** Required action **
Only the pictures are to be left out; write out the rest of the data exactly.

** Opening Extracted information block **

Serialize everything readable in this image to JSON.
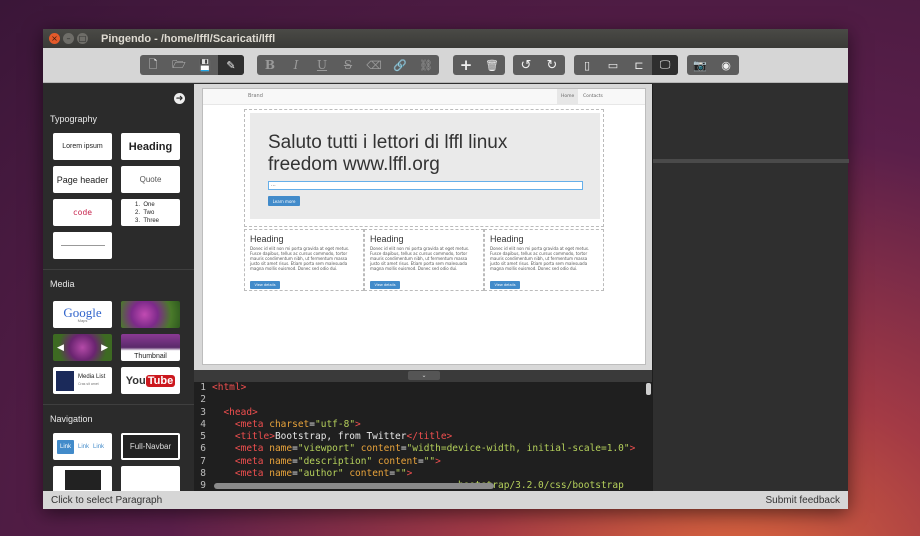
{
  "window": {
    "title": "Pingendo - /home/lffl/Scaricati/lffl",
    "close": "×",
    "minimize": "–",
    "maximize": "□"
  },
  "toolbar": {
    "file": [
      {
        "name": "new-file",
        "glyph": "🗋"
      },
      {
        "name": "open-folder",
        "glyph": "🗁"
      },
      {
        "name": "save",
        "glyph": "💾"
      },
      {
        "name": "edit-pencil",
        "glyph": "✎"
      }
    ],
    "format": [
      {
        "name": "bold",
        "glyph": "B"
      },
      {
        "name": "italic",
        "glyph": "I"
      },
      {
        "name": "underline",
        "glyph": "U"
      },
      {
        "name": "strikethrough",
        "glyph": "S"
      },
      {
        "name": "eraser",
        "glyph": "⌫"
      },
      {
        "name": "link",
        "glyph": "🔗"
      },
      {
        "name": "unlink",
        "glyph": "⛓"
      }
    ],
    "add": "+",
    "delete": "🗑",
    "undo": "↺",
    "redo": "↻",
    "devices": [
      {
        "name": "phone",
        "glyph": "▯"
      },
      {
        "name": "tablet",
        "glyph": "▭"
      },
      {
        "name": "laptop",
        "glyph": "⊏"
      },
      {
        "name": "desktop",
        "glyph": "🖵"
      }
    ],
    "camera": "📷",
    "globe": "◉"
  },
  "sidebar": {
    "back": "➜",
    "sections": [
      {
        "title": "Typography",
        "tiles": [
          "Lorem ipsum",
          "Heading",
          "Page header",
          "Quote",
          "code",
          "1. One 2. Two 3. Three",
          "——————"
        ]
      },
      {
        "title": "Media",
        "tiles": [
          "Google Maps",
          "",
          "",
          "Thumbnail",
          "Media List",
          "YouTube"
        ]
      },
      {
        "title": "Navigation",
        "tiles": [
          "Link Link Link",
          "Full-Navbar",
          "",
          ""
        ]
      }
    ],
    "typography": {
      "lorem": "Lorem ipsum",
      "heading": "Heading",
      "page_header": "Page header",
      "quote": "Quote",
      "code": "code",
      "list": [
        "One",
        "Two",
        "Three"
      ]
    },
    "media": {
      "google": "Google",
      "maps": "Maps",
      "thumbnail": "Thumbnail",
      "media_list": "Media List",
      "media_list_sub": "Cras sit amet",
      "youtube_you": "You",
      "youtube_tube": "Tube"
    },
    "navigation": {
      "link": "Link",
      "full_navbar": "Full-Navbar"
    }
  },
  "preview": {
    "brand": "Brand",
    "nav": [
      "Home",
      "Contacts"
    ],
    "jumbotron_title": "Saluto tutti i lettori di lffl linux freedom www.lffl.org",
    "input_value": "...",
    "learn_more": "Learn more",
    "columns": [
      {
        "heading": "Heading",
        "text": "Donec id elit non mi porta gravida at eget metus. Fusce dapibus, tellus ac cursus commodo, tortor mauris condimentum nibh, ut fermentum massa justo sit amet risus. Etiam porta sem malesuada magna mollis euismod. Donec sed odio dui.",
        "button": "View details"
      },
      {
        "heading": "Heading",
        "text": "Donec id elit non mi porta gravida at eget metus. Fusce dapibus, tellus ac cursus commodo, tortor mauris condimentum nibh, ut fermentum massa justo sit amet risus. Etiam porta sem malesuada magna mollis euismod. Donec sed odio dui.",
        "button": "View details"
      },
      {
        "heading": "Heading",
        "text": "Donec id elit non mi porta gravida at eget metus. Fusce dapibus, tellus ac cursus commodo, tortor mauris condimentum nibh, ut fermentum massa justo sit amet risus. Etiam porta sem malesuada magna mollis euismod. Donec sed odio dui.",
        "button": "View details"
      }
    ]
  },
  "code": {
    "lines": [
      {
        "n": "1",
        "parts": [
          [
            "tag",
            "<html>"
          ]
        ]
      },
      {
        "n": "2",
        "parts": []
      },
      {
        "n": "3",
        "parts": [
          [
            "txt",
            "  "
          ],
          [
            "tag",
            "<head>"
          ]
        ]
      },
      {
        "n": "4",
        "parts": [
          [
            "txt",
            "    "
          ],
          [
            "tag",
            "<meta "
          ],
          [
            "attr",
            "charset"
          ],
          [
            "txt",
            "="
          ],
          [
            "val",
            "\"utf-8\""
          ],
          [
            "tag",
            ">"
          ]
        ]
      },
      {
        "n": "5",
        "parts": [
          [
            "txt",
            "    "
          ],
          [
            "tag",
            "<title>"
          ],
          [
            "txt",
            "Bootstrap, from Twitter"
          ],
          [
            "tag",
            "</title>"
          ]
        ]
      },
      {
        "n": "6",
        "parts": [
          [
            "txt",
            "    "
          ],
          [
            "tag",
            "<meta "
          ],
          [
            "attr",
            "name"
          ],
          [
            "txt",
            "="
          ],
          [
            "val",
            "\"viewport\""
          ],
          [
            "attr",
            " content"
          ],
          [
            "txt",
            "="
          ],
          [
            "val",
            "\"width=device-width, initial-scale=1.0\""
          ],
          [
            "tag",
            ">"
          ]
        ]
      },
      {
        "n": "7",
        "parts": [
          [
            "txt",
            "    "
          ],
          [
            "tag",
            "<meta "
          ],
          [
            "attr",
            "name"
          ],
          [
            "txt",
            "="
          ],
          [
            "val",
            "\"description\""
          ],
          [
            "attr",
            " content"
          ],
          [
            "txt",
            "="
          ],
          [
            "val",
            "\"\""
          ],
          [
            "tag",
            ">"
          ]
        ]
      },
      {
        "n": "8",
        "parts": [
          [
            "txt",
            "    "
          ],
          [
            "tag",
            "<meta "
          ],
          [
            "attr",
            "name"
          ],
          [
            "txt",
            "="
          ],
          [
            "val",
            "\"author\""
          ],
          [
            "attr",
            " content"
          ],
          [
            "txt",
            "="
          ],
          [
            "val",
            "\"\""
          ],
          [
            "tag",
            ">"
          ]
        ]
      },
      {
        "n": "9",
        "parts": [
          [
            "txt",
            "                                           "
          ],
          [
            "val",
            "bootstrap/3.2.0/css/bootstrap"
          ]
        ]
      }
    ],
    "grip": "⌄"
  },
  "status": {
    "left": "Click to select Paragraph",
    "right": "Submit feedback"
  }
}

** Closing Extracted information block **

** Task result **
Serialize everything readable in this image to JSON.
{
  "window": {
    "title": "Pingendo - /home/lffl/Scaricati/lffl",
    "close": "×",
    "minimize": "–",
    "maximize": "□"
  },
  "toolbar": {
    "file": [
      {
        "name": "new-file",
        "glyph": "🗋"
      },
      {
        "name": "open-folder",
        "glyph": "🗁"
      },
      {
        "name": "save",
        "glyph": "💾"
      },
      {
        "name": "edit-pencil",
        "glyph": "✎"
      }
    ],
    "format": [
      {
        "name": "bold",
        "glyph": "B"
      },
      {
        "name": "italic",
        "glyph": "I"
      },
      {
        "name": "underline",
        "glyph": "U"
      },
      {
        "name": "strikethrough",
        "glyph": "S"
      },
      {
        "name": "eraser",
        "glyph": "⌫"
      },
      {
        "name": "link",
        "glyph": "🔗"
      },
      {
        "name": "unlink",
        "glyph": "⛓"
      }
    ],
    "add": "+",
    "delete": "🗑",
    "undo": "↺",
    "redo": "↻",
    "devices": [
      {
        "name": "phone",
        "glyph": "▯"
      },
      {
        "name": "tablet",
        "glyph": "▭"
      },
      {
        "name": "laptop",
        "glyph": "⊏"
      },
      {
        "name": "desktop",
        "glyph": "🖵"
      }
    ],
    "camera": "📷",
    "globe": "◉"
  },
  "sidebar": {
    "back": "➜",
    "sections": [
      {
        "title": "Typography",
        "tiles": [
          "Lorem ipsum",
          "Heading",
          "Page header",
          "Quote",
          "code",
          "1. One 2. Two 3. Three",
          "——————"
        ]
      },
      {
        "title": "Media",
        "tiles": [
          "Google Maps",
          "",
          "",
          "Thumbnail",
          "Media List",
          "YouTube"
        ]
      },
      {
        "title": "Navigation",
        "tiles": [
          "Link Link Link",
          "Full-Navbar",
          "",
          ""
        ]
      }
    ],
    "typography": {
      "lorem": "Lorem ipsum",
      "heading": "Heading",
      "page_header": "Page header",
      "quote": "Quote",
      "code": "code",
      "list": [
        "One",
        "Two",
        "Three"
      ]
    },
    "media": {
      "google": "Google",
      "maps": "Maps",
      "thumbnail": "Thumbnail",
      "media_list": "Media List",
      "media_list_sub": "Cras sit amet",
      "youtube_you": "You",
      "youtube_tube": "Tube"
    },
    "navigation": {
      "link": "Link",
      "full_navbar": "Full-Navbar"
    }
  },
  "preview": {
    "brand": "Brand",
    "nav": [
      "Home",
      "Contacts"
    ],
    "jumbotron_title": "Saluto tutti i lettori di lffl linux freedom www.lffl.org",
    "input_value": "...",
    "learn_more": "Learn more",
    "columns": [
      {
        "heading": "Heading",
        "text": "Donec id elit non mi porta gravida at eget metus. Fusce dapibus, tellus ac cursus commodo, tortor mauris condimentum nibh, ut fermentum massa justo sit amet risus. Etiam porta sem malesuada magna mollis euismod. Donec sed odio dui.",
        "button": "View details"
      },
      {
        "heading": "Heading",
        "text": "Donec id elit non mi porta gravida at eget metus. Fusce dapibus, tellus ac cursus commodo, tortor mauris condimentum nibh, ut fermentum massa justo sit amet risus. Etiam porta sem malesuada magna mollis euismod. Donec sed odio dui.",
        "button": "View details"
      },
      {
        "heading": "Heading",
        "text": "Donec id elit non mi porta gravida at eget metus. Fusce dapibus, tellus ac cursus commodo, tortor mauris condimentum nibh, ut fermentum massa justo sit amet risus. Etiam porta sem malesuada magna mollis euismod. Donec sed odio dui.",
        "button": "View details"
      }
    ]
  },
  "code": {
    "lines": [
      {
        "n": "1",
        "parts": [
          [
            "tag",
            "<html>"
          ]
        ]
      },
      {
        "n": "2",
        "parts": []
      },
      {
        "n": "3",
        "parts": [
          [
            "txt",
            "  "
          ],
          [
            "tag",
            "<head>"
          ]
        ]
      },
      {
        "n": "4",
        "parts": [
          [
            "txt",
            "    "
          ],
          [
            "tag",
            "<meta "
          ],
          [
            "attr",
            "charset"
          ],
          [
            "txt",
            "="
          ],
          [
            "val",
            "\"utf-8\""
          ],
          [
            "tag",
            ">"
          ]
        ]
      },
      {
        "n": "5",
        "parts": [
          [
            "txt",
            "    "
          ],
          [
            "tag",
            "<title>"
          ],
          [
            "txt",
            "Bootstrap, from Twitter"
          ],
          [
            "tag",
            "</title>"
          ]
        ]
      },
      {
        "n": "6",
        "parts": [
          [
            "txt",
            "    "
          ],
          [
            "tag",
            "<meta "
          ],
          [
            "attr",
            "name"
          ],
          [
            "txt",
            "="
          ],
          [
            "val",
            "\"viewport\""
          ],
          [
            "attr",
            " content"
          ],
          [
            "txt",
            "="
          ],
          [
            "val",
            "\"width=device-width, initial-scale=1.0\""
          ],
          [
            "tag",
            ">"
          ]
        ]
      },
      {
        "n": "7",
        "parts": [
          [
            "txt",
            "    "
          ],
          [
            "tag",
            "<meta "
          ],
          [
            "attr",
            "name"
          ],
          [
            "txt",
            "="
          ],
          [
            "val",
            "\"description\""
          ],
          [
            "attr",
            " content"
          ],
          [
            "txt",
            "="
          ],
          [
            "val",
            "\"\""
          ],
          [
            "tag",
            ">"
          ]
        ]
      },
      {
        "n": "8",
        "parts": [
          [
            "txt",
            "    "
          ],
          [
            "tag",
            "<meta "
          ],
          [
            "attr",
            "name"
          ],
          [
            "txt",
            "="
          ],
          [
            "val",
            "\"author\""
          ],
          [
            "attr",
            " content"
          ],
          [
            "txt",
            "="
          ],
          [
            "val",
            "\"\""
          ],
          [
            "tag",
            ">"
          ]
        ]
      },
      {
        "n": "9",
        "parts": [
          [
            "txt",
            "                                           "
          ],
          [
            "val",
            "bootstrap/3.2.0/css/bootstrap"
          ]
        ]
      }
    ],
    "grip": "⌄"
  },
  "status": {
    "left": "Click to select Paragraph",
    "right": "Submit feedback"
  }
}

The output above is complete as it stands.